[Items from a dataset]
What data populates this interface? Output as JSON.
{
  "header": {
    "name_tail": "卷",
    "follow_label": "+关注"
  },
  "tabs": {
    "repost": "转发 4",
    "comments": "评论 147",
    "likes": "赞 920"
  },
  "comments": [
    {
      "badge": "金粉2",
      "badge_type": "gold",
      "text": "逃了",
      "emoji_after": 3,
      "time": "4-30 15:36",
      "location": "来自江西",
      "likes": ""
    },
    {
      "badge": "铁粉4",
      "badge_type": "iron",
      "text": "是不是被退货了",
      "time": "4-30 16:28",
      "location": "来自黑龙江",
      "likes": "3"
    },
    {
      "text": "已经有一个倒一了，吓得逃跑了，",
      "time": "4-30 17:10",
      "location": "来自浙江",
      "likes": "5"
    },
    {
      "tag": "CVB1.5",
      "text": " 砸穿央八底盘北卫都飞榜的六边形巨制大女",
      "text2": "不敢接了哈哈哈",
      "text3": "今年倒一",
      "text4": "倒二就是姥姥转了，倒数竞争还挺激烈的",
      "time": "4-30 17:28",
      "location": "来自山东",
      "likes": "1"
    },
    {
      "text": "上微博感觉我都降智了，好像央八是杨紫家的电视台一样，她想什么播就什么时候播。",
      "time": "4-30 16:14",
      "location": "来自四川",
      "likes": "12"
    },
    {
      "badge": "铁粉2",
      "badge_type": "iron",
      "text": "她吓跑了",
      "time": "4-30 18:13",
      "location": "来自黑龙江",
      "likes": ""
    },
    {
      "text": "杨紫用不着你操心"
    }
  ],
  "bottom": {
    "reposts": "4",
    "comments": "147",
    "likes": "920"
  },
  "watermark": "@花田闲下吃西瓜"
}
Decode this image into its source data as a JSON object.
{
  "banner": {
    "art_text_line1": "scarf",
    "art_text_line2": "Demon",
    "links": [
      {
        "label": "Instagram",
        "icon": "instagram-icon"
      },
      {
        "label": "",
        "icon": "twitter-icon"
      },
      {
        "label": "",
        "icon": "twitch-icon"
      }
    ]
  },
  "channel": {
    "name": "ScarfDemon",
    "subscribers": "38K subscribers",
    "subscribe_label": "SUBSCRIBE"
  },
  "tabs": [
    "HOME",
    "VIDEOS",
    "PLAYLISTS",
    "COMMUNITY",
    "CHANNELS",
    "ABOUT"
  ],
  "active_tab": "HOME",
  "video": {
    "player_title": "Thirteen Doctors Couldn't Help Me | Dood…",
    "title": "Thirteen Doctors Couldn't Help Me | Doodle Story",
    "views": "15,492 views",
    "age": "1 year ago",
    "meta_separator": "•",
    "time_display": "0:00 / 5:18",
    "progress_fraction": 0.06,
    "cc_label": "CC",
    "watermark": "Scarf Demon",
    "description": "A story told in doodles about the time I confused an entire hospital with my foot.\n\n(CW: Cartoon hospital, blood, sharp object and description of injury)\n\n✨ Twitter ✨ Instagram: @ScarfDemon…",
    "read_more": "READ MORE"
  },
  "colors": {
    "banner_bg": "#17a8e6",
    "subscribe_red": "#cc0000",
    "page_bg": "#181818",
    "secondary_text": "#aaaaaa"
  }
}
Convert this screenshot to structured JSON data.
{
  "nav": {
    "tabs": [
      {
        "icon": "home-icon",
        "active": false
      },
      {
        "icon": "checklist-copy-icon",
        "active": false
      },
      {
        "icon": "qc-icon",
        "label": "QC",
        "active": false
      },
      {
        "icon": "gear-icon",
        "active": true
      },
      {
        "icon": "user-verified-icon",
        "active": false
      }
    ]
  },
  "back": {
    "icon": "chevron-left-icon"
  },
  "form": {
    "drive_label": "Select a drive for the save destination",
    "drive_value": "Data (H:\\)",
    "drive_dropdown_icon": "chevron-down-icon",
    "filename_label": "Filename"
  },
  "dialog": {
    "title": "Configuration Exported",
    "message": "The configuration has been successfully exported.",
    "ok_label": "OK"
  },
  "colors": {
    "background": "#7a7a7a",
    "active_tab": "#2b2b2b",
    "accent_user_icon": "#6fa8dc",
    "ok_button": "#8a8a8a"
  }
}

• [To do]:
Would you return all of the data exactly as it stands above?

• [Reply to the task]:
What data populates this interface? Output as JSON.
{
  "header": {
    "name_tail": "卷",
    "follow_label": "+关注"
  },
  "tabs": {
    "repost": "转发 4",
    "comments": "评论 147",
    "likes": "赞 920"
  },
  "comments": [
    {
      "badge": "金粉2",
      "badge_type": "gold",
      "text": "逃了",
      "emoji_after": 3,
      "time": "4-30 15:36",
      "location": "来自江西",
      "likes": ""
    },
    {
      "badge": "铁粉4",
      "badge_type": "iron",
      "text": "是不是被退货了",
      "time": "4-30 16:28",
      "location": "来自黑龙江",
      "likes": "3"
    },
    {
      "text": "已经有一个倒一了，吓得逃跑了，",
      "time": "4-30 17:10",
      "location": "来自浙江",
      "likes": "5"
    },
    {
      "tag": "CVB1.5",
      "text": " 砸穿央八底盘北卫都飞榜的六边形巨制大女",
      "text2": "不敢接了哈哈哈",
      "text3": "今年倒一",
      "text4": "倒二就是姥姥转了，倒数竞争还挺激烈的",
      "time": "4-30 17:28",
      "location": "来自山东",
      "likes": "1"
    },
    {
      "text": "上微博感觉我都降智了，好像央八是杨紫家的电视台一样，她想什么播就什么时候播。",
      "time": "4-30 16:14",
      "location": "来自四川",
      "likes": "12"
    },
    {
      "badge": "铁粉2",
      "badge_type": "iron",
      "text": "她吓跑了",
      "time": "4-30 18:13",
      "location": "来自黑龙江",
      "likes": ""
    },
    {
      "text": "杨紫用不着你操心"
    }
  ],
  "bottom": {
    "reposts": "4",
    "comments": "147",
    "likes": "920"
  },
  "watermark": "@花田闲下吃西瓜"
}
Decode this image into its source data as a JSON object.
{
  "banner": {
    "art_text_line1": "scarf",
    "art_text_line2": "Demon",
    "links": [
      {
        "label": "Instagram",
        "icon": "instagram-icon"
      },
      {
        "label": "",
        "icon": "twitter-icon"
      },
      {
        "label": "",
        "icon": "twitch-icon"
      }
    ]
  },
  "channel": {
    "name": "ScarfDemon",
    "subscribers": "38K subscribers",
    "subscribe_label": "SUBSCRIBE"
  },
  "tabs": [
    "HOME",
    "VIDEOS",
    "PLAYLISTS",
    "COMMUNITY",
    "CHANNELS",
    "ABOUT"
  ],
  "active_tab": "HOME",
  "video": {
    "player_title": "Thirteen Doctors Couldn't Help Me | Dood…",
    "title": "Thirteen Doctors Couldn't Help Me | Doodle Story",
    "views": "15,492 views",
    "age": "1 year ago",
    "meta_separator": "•",
    "time_display": "0:00 / 5:18",
    "progress_fraction": 0.06,
    "cc_label": "CC",
    "watermark": "Scarf Demon",
    "description": "A story told in doodles about the time I confused an entire hospital with my foot.\n\n(CW: Cartoon hospital, blood, sharp object and description of injury)\n\n✨ Twitter ✨ Instagram: @ScarfDemon…",
    "read_more": "READ MORE"
  },
  "colors": {
    "banner_bg": "#17a8e6",
    "subscribe_red": "#cc0000",
    "page_bg": "#181818",
    "secondary_text": "#aaaaaa"
  }
}
Convert this screenshot to structured JSON data.
{
  "nav": {
    "tabs": [
      {
        "icon": "home-icon",
        "active": false
      },
      {
        "icon": "checklist-copy-icon",
        "active": false
      },
      {
        "icon": "qc-icon",
        "label": "QC",
        "active": false
      },
      {
        "icon": "gear-icon",
        "active": true
      },
      {
        "icon": "user-verified-icon",
        "active": false
      }
    ]
  },
  "back": {
    "icon": "chevron-left-icon"
  },
  "form": {
    "drive_label": "Select a drive for the save destination",
    "drive_value": "Data (H:\\)",
    "drive_dropdown_icon": "chevron-down-icon",
    "filename_label": "Filename"
  },
  "dialog": {
    "title": "Configuration Exported",
    "message": "The configuration has been successfully exported.",
    "ok_label": "OK"
  },
  "colors": {
    "background": "#7a7a7a",
    "active_tab": "#2b2b2b",
    "accent_user_icon": "#6fa8dc",
    "ok_button": "#8a8a8a"
  }
}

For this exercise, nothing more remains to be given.